A couple of nights ago I drove back from some family event and got pulled over by a cop. Okay, I agree that this for itself is not worth a blog post. The cop asked me to open the window, he looked at me, asked me where I come from and where I am going to, and sent me off my way, without even bothering to carry out the standard papers check. The entire event took no longer than two minutes.
What took more than two minutes was my discussion with my wife about whether or not this sort of “examination” is worth anything. She believes it is probably a waste of tax payers money, to stop people just to ask them how they’re doing. I happen to think that not only that this is not a waste of money, but it’s probably one of the most effective uses for this money; at least for the money that is devoted to security

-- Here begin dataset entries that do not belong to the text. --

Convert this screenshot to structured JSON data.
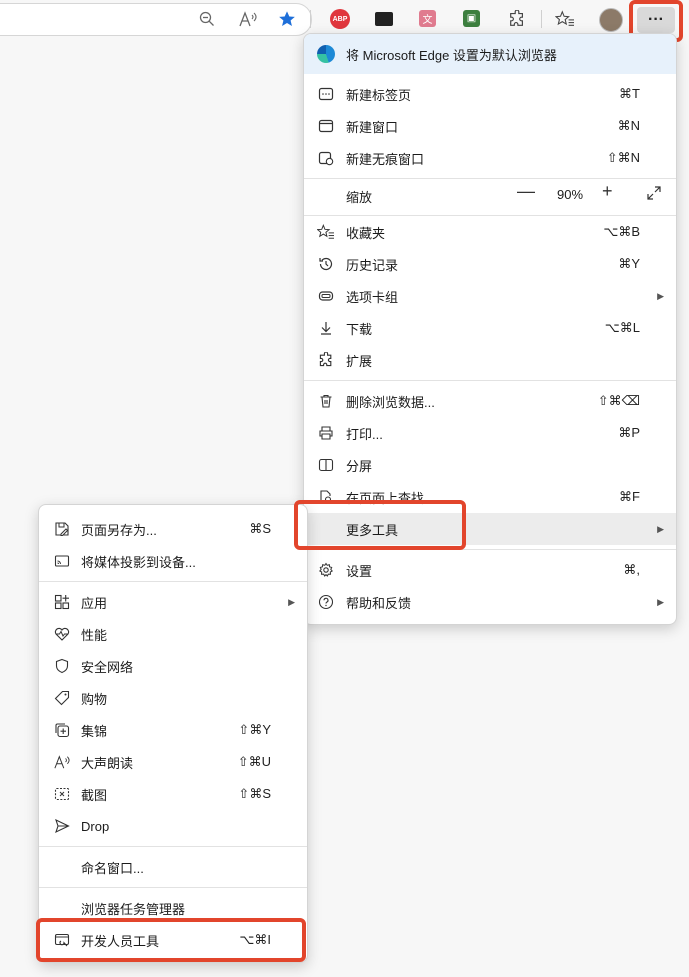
{
  "toolbar": {
    "abp_label": "ABP",
    "more_label": "···"
  },
  "main_menu": {
    "banner": "将 Microsoft Edge 设置为默认浏览器",
    "new_tab": {
      "label": "新建标签页",
      "shortcut": "⌘T"
    },
    "new_window": {
      "label": "新建窗口",
      "shortcut": "⌘N"
    },
    "new_private": {
      "label": "新建无痕窗口",
      "shortcut": "⇧⌘N"
    },
    "zoom": {
      "label": "缩放",
      "minus": "—",
      "value": "90%",
      "plus": "+"
    },
    "favorites": {
      "label": "收藏夹",
      "shortcut": "⌥⌘B"
    },
    "history": {
      "label": "历史记录",
      "shortcut": "⌘Y"
    },
    "tab_groups": {
      "label": "选项卡组"
    },
    "downloads": {
      "label": "下载",
      "shortcut": "⌥⌘L"
    },
    "extensions": {
      "label": "扩展"
    },
    "clear_data": {
      "label": "删除浏览数据...",
      "shortcut": "⇧⌘⌫"
    },
    "print": {
      "label": "打印...",
      "shortcut": "⌘P"
    },
    "split": {
      "label": "分屏"
    },
    "find": {
      "label": "在页面上查找",
      "shortcut": "⌘F"
    },
    "more_tools": {
      "label": "更多工具"
    },
    "settings": {
      "label": "设置",
      "shortcut": "⌘,"
    },
    "help": {
      "label": "帮助和反馈"
    }
  },
  "sub_menu": {
    "save_as": {
      "label": "页面另存为...",
      "shortcut": "⌘S"
    },
    "cast": {
      "label": "将媒体投影到设备..."
    },
    "apps": {
      "label": "应用"
    },
    "performance": {
      "label": "性能"
    },
    "safety": {
      "label": "安全网络"
    },
    "shopping": {
      "label": "购物"
    },
    "collections": {
      "label": "集锦",
      "shortcut": "⇧⌘Y"
    },
    "read_aloud": {
      "label": "大声朗读",
      "shortcut": "⇧⌘U"
    },
    "screenshot": {
      "label": "截图",
      "shortcut": "⇧⌘S"
    },
    "drop": {
      "label": "Drop"
    },
    "name_window": {
      "label": "命名窗口..."
    },
    "task_manager": {
      "label": "浏览器任务管理器"
    },
    "dev_tools": {
      "label": "开发人员工具",
      "shortcut": "⌥⌘I"
    }
  }
}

The cop couldn’t care less where I am coming from and where I am going to. He wanted to sense how much discomfort I feel when having to face an investigation, and thus derive how much I have to hide. And yes, as unpleasant as it may be to admit it, he was also trying to figure out my accent. When a cop pulls you over, all he can really check is that you do not drive without a valid license, that you do not drive a stolen vehicle, and that you are not wanted. He cannot check for any other felony you may have been (or are planning to be) involved in. I would appreciate if that cop did check the paperwork to verify these three items, but I do appreciate his exercising his only tool to detect anything else — intuition of a skilled security person.
Many posts by Bruce Schneier and others elaborated on the importance of utilizing people’s “gut feeling” for security purposes, especially when these people were trained for such things. But why is this so effective?
One of the reasons must be that it can detect, or at least give signs, to mal-doing that is not detectable by other means. A terrorist may be picked out of a crowd even if he does not hold any one of the materials that are typically searched for. A second reason is that it saves time. Have a look at the security lines at the airport to see how much time and effort intensive screening can take. You really do not want to face this screening procedure upon entering each and every public area. The third reason is more interesting: this countermeasure is one that is hard for the opponent to model.
Typically, the good guys come up with some countermeasure, and the bad guys try to find ways to circumvent it. It’s true for information security and it’s true for security in general. One of the prerequisites for the attacker when countering a countermeasure is that he knows how it works. It’s extremely difficult to counter a measure that you know very little about. We usually do not pay much attention to this fact because in security, computer and otherwise, we seldom have this privilege. The attacker always knows what we invented. If we do not make this knowledge assumption on the attacker, let alone if we specifically assume that the attacker has no visibility of whatever we’re doing to protect the asset, then we are accused of relying on security through obscurity, and rightly so.
Having the attacker unable to model your countermeasure is good, but it’s a situation hard to come by. When dealing with computer security, nothing can really be hidden for long, at least not in commercial applications. We thus notate our hidden mechanism as obscured, which is not really like unknown. Obscurity is our illusion of the attackers inability to model our countermeasure. Since the design of the countermeasure is always to leak, be reverse engineered, etc., assuming the attacker will never have enough information to model our countermeasure is irresponsible.
But intuition does not fall in this category. If intuition was taught in school, then we could have considered intuition-based countermeasures as something that in the best case can be “obscured”. As long as intuition is a natural, largely un-modeled, individual trait, the attackers lack of knowledge of how it works is not merely obscurity. Rather, it is somewhat closer to entropy, that is, to “proven” lack of knowledge. This lack of knowledge on the countermeasure by its opponent puts it at a higher potential success rate than of many other countermeasures that are equally known to both parties.
I am happy that the cop focused on something that has better chances of actually working. One other good thing is that he didn’t notice I was speeding.